Patients with relapsed or refractory large B-cell lymphoma experienced improved overall survival following treatment with axicabtagene ciloleucel.
Patients with relapsed or refectory large B-cell lymphoma (LBCL) who received axicabtagene ciloleucel (axi-cel; Yescarta) continued to elicit a long-term survival overall survival (OS) benefit at 5-year follow-up, according to data from an analysis of the phase 2 ZUMA-1 trial (NCT02348216) presented during the 2022 Tandem Meeting.1

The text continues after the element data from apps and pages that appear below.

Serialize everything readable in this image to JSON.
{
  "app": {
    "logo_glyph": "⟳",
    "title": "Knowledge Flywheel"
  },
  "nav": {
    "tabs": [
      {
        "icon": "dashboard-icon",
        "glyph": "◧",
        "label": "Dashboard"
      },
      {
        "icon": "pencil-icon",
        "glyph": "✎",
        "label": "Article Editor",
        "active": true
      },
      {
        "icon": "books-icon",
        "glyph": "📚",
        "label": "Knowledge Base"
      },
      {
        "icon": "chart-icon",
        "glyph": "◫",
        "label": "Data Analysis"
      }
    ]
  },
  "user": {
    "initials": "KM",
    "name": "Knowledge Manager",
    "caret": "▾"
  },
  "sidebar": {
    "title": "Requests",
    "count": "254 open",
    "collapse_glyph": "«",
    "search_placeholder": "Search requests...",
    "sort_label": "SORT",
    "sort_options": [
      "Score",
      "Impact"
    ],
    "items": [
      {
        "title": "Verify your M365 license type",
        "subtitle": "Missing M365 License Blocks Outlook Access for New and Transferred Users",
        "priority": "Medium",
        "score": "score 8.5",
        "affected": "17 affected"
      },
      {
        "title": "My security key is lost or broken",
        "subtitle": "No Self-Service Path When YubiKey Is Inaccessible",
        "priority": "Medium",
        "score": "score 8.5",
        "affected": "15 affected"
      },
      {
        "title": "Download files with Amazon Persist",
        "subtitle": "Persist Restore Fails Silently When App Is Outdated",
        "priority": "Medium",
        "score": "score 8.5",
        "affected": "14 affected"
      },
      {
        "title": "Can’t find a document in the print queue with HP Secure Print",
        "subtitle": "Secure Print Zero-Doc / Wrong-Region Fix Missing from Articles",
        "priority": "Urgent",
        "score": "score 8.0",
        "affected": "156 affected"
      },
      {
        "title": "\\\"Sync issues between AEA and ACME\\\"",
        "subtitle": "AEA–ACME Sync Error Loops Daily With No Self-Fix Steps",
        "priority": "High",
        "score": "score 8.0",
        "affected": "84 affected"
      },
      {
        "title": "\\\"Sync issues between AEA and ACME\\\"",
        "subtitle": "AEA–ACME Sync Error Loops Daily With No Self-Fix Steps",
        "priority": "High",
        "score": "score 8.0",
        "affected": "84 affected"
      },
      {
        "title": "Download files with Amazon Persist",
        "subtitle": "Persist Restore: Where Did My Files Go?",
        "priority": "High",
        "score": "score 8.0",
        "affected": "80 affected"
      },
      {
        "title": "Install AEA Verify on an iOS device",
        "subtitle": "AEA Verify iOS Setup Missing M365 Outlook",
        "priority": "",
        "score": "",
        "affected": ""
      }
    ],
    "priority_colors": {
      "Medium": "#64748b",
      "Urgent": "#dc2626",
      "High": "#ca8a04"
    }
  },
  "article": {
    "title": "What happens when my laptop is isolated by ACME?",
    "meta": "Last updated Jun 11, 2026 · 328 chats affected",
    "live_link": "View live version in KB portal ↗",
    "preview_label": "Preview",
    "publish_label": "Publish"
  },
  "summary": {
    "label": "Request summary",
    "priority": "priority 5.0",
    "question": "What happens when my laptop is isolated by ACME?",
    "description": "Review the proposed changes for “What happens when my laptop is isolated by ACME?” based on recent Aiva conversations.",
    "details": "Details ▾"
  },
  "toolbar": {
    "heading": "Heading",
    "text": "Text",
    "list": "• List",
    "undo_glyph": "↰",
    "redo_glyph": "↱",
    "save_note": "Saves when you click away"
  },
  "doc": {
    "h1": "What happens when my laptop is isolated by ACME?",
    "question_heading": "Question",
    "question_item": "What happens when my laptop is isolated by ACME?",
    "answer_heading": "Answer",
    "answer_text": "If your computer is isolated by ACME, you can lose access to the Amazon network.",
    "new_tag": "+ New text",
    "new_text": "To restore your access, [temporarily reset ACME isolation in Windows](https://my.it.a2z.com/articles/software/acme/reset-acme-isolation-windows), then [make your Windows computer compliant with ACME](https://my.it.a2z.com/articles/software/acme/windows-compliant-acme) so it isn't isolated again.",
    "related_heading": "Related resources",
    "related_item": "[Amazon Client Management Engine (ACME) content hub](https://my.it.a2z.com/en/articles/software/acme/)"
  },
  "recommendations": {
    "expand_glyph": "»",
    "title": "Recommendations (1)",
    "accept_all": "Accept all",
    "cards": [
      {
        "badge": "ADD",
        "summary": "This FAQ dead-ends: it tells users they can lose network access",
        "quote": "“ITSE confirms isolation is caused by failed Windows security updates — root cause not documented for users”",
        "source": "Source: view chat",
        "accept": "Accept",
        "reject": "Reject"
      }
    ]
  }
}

“In this updated 5-year analysis, axi-cel induced long-term OS...among treated patients,” according to Caron A. Jacobson, MD, MMSc, medical director of the Immune Effector Cell Therapy Program and senior physician at Dana-Farber Cancer Institute. “Between the 4- and 5-year analysis, the time to next therapy curve remains stable and 92% of patients remained alive without a need for subsequent therapy, which may be suggestive of a cure in these patients,” said Jacobson, who is also an assistant professor of medicine at Harvard Medical School.
Investigators reported a 5-year OS rate of 42.6% (95% CI, 32.8%-51.9%) following treatment with axi-cel (n = 101). In the population of patients who experienced a complete response, the 5-year OS rate was 64.4% (95% CI, 50.8%-75.1%) and the median OS was not reached (95% CI, 63.4–not estimated). Additionally, 63% of complete responders were alive at the 5-year data cut off. At the 4-year data cutoff, 1 patient died at month 63 and one experienced progressive disease at month 54.
To be considered for treatment, patients were required to have LBCL, including diffuse large B-cell lymphoma, primary mediastinal B-cell lymphoma, or transformed follicular lymphoma. Patients were also required to have not responded to their last chemotherapeutic or have relapsed 12 months or less following autologous stem cell transplant. Treatment with a previous anti-CD20 monoclonal antibody and anthracycline was also necessary.
Those who underwent treatment received a conditioning regimen of cyclophosphamide at 500 mg/m2 and 30 mg/m2 of fludarabine for 3 days. This was followed by axi-cel at a dose of 2x106 CAR T-cells/kg. The primary end point was overall response rate with first response assessment 4 weeks following infusion, Key secondary end points included OS, safety, and translational evaluations.
A total of 111 patients were enrolled on the study, 8 of whom did not undergo treatment due to adverse effects (AEs; n = 4), no measurable disease (n = 2), death due to disease progression (n = 1), and manufacturing failure (n =1); this left 103 patients to undergo conditioning. Of these patients 2 were not treated due to AEs and death, respectively. One hundred and three patients underwent infusion. The data cutoff was August 11, 2021 and the median follow-up was 63.1 months.
Additional findings from the trial highlighted a median time to next anticancer therapy of 8.7 months following infusion. A total of 34% of patients were alive at cutoff with no subsequent therapy or retreatment with axi-cel. Two patients who had prior progression underwent new anticancer therapy.
According to results of an exploratory analysis, investigators reported that 1- and 2-year event-free survival (EFS) may potentially have a role as a surrogate end point for long-term OS. The 5-year OS rates among those who had or had not experienced an EFS event at month 12 were 5.3% vs 90.9%, respectively. The median OS was 8.3 months among those who experienced an event and was not reached in those who did not experience an event. Additionally, the 5-year OS rates among those who did or did not have an EFS event at month 24 were 11.3% and 92.3%, respectively. Moreover, the median OS in both respective groups was 9.2 months and not reached.
Investigators also determined that early CAR T-cell expansion was associated with ongoing response at 60 months. The median peak CAR T levels appeared to be numerically higher in those who had an ongoing response at month 60 and lower in those who relapsed or did not respond to treatment. Similarly, another trend was observed in those who experienced CAR T-cell expansion by area under the curve from day 0 to 28.
A total of 58% of patients had died by the cutoff date. No new safety signals had been observed as of the 5-year data cutoff, including serious AEs or secondary malignancies related to treatment. Patients most commonly died due to progressive disease (n = 45), AEs (n = 4), secondary malignancies (n = 1), or other reasons (n = 9).